China’s Tencent Holdings has signed a memorandum of understanding with the Hong Kong Science and Technology Park (HKSTP) in a move to speed up the deployment of financial technology in the city. Currently, one in every seven tenants in HKSTP operate in the fintech space, according to the science park.
Tencent will provide its technology expertise in areas including payment systems, electronic wallets, data security, the blockchain, artificial intelligence, and the internet of things. HKSTP will serve as an incubator for Tencent’s new projects. The two entities will also explore investment opportunities, as well as establish a talent development programme and a joint incubation programme. These moves are all aimed at fintech research and development.
This collaboration is an important step for Tencent as it move further into developing enterprise solutions. Locally, the Hong Kong government is also attempting to diversify its economy, which places an outsized focus on finance and real estate. In October 2018, Hong Kong’s government allocated HKD 28 billion (US$3.57 billion) to boost the city’s innovation and technology scene.
That official push came as nearby Singapore is also in a race to bolster its fintech players. The Asia Pacific region’s fintech industry is will reach US$72 billion by 2020, according to Frost & Sullivan.
The common belief is that Hong Kong has a firmer foot as Asia’s main financial centre, but it is Singapore that is ahead in innovation and developing new services.

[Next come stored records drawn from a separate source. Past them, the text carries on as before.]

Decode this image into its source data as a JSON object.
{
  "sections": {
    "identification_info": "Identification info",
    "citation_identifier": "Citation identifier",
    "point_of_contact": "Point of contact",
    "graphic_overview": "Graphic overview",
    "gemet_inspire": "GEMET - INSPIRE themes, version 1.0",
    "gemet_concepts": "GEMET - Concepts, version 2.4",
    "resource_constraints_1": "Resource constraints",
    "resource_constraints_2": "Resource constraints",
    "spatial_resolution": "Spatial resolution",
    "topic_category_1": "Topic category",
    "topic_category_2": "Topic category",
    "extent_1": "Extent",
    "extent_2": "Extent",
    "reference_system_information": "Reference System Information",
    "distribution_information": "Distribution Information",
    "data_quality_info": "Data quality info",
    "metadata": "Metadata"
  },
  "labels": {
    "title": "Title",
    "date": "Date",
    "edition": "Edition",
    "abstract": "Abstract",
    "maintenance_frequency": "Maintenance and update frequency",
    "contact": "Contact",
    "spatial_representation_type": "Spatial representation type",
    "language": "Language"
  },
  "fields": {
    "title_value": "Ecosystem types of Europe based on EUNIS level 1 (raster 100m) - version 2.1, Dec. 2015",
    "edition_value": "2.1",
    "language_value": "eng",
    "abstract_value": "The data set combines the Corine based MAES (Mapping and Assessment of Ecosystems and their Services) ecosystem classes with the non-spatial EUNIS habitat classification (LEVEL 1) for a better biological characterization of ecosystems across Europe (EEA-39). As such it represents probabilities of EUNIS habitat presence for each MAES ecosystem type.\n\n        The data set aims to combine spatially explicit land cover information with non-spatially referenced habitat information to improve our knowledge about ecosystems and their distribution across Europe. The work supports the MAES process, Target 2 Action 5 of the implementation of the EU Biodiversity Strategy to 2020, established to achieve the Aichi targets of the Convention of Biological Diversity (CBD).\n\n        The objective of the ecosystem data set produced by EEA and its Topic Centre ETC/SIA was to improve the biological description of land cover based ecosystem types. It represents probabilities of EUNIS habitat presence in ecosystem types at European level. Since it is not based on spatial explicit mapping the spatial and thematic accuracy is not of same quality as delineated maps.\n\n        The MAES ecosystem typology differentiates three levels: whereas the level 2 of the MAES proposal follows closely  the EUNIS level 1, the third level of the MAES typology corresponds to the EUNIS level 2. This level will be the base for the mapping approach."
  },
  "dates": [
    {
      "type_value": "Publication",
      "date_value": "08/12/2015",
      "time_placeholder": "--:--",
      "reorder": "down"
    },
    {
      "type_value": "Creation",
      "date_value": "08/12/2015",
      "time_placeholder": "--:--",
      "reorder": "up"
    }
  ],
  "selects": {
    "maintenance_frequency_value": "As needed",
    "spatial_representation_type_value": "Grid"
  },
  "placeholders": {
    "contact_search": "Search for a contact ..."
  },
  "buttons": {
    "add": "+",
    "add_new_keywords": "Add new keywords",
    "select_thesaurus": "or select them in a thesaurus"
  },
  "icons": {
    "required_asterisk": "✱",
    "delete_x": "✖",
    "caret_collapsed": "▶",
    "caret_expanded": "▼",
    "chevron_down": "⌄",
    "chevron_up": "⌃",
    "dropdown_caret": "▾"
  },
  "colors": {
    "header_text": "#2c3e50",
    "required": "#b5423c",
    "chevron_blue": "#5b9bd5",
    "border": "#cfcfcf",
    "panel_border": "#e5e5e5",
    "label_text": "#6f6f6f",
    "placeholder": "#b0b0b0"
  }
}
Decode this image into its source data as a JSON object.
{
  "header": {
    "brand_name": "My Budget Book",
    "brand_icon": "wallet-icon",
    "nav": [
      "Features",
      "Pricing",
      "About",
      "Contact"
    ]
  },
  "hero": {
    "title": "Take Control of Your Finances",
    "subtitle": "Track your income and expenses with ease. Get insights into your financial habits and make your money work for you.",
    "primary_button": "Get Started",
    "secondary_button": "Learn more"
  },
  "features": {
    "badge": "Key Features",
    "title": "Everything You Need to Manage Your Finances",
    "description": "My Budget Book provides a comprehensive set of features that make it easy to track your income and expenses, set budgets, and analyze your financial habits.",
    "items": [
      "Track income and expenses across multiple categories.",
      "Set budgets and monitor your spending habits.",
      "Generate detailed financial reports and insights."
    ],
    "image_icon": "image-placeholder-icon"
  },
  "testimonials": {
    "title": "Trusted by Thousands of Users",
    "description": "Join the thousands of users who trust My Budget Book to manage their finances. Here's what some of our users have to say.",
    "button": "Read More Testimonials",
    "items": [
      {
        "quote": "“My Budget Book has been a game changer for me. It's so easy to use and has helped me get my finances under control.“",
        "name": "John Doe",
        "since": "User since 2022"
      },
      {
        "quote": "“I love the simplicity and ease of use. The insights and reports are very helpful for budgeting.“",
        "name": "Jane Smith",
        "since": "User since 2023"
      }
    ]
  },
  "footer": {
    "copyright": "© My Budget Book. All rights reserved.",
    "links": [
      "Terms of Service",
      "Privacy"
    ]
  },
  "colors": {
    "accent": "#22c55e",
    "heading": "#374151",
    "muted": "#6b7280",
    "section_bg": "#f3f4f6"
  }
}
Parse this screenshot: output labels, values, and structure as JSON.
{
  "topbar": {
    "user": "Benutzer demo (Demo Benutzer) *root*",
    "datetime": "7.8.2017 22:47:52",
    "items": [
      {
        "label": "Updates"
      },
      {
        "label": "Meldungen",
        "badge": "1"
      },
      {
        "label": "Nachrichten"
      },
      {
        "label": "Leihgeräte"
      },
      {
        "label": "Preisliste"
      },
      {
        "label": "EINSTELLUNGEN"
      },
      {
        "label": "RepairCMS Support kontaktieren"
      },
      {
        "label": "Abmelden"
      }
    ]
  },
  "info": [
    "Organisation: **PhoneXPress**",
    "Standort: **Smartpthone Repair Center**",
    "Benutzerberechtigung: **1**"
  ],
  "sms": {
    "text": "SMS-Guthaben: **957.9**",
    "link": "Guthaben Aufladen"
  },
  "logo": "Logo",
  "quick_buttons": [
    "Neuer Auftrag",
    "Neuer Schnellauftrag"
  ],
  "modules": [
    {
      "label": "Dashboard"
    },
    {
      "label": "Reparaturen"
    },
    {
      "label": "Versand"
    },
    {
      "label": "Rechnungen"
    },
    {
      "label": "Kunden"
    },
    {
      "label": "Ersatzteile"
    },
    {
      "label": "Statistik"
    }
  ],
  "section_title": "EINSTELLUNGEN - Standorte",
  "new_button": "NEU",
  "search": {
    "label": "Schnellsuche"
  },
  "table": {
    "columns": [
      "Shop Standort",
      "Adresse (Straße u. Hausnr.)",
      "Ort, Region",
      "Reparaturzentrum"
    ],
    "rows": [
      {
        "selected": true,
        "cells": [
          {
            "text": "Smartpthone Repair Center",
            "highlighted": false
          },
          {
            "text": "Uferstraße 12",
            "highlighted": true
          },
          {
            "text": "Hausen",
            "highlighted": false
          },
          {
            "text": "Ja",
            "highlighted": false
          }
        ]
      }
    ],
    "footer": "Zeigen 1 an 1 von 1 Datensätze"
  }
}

In recent years, Hong Kong firms have faced tougher regulatory hurdles than their counterparts in Singapore. For instance, early-stage e-wallet startups in Singapore do not require a license to offer their services, while similar business in Hong Kong do need an operating license issued by regulators, and have to comply with strict rules that govern their accounts. According to private equity firm tryb, Hong Kong only had fewer than 100 fintech firms in mid-2016, despite attracting close to US$300 million in fintech funding. Yet as of 2018, that number has more than tripled.
Last year, the Hong Kong Monetary Authority placed the city’s fintech agenda at the heart of its new initiatives. A total of HK$500 million (US$64 million) had been allocated for a five-year push to support the development of new technology in Hong Kong’s financial services. Some of the agreements that were inked in the first half of 2018 include projects to develop a cross-border trade finance system and fintech research projects.
Tencent’s partnership might just be what Hong Kong needs to become the heart of Asia’s fintech scene.
Editor: Brady Ng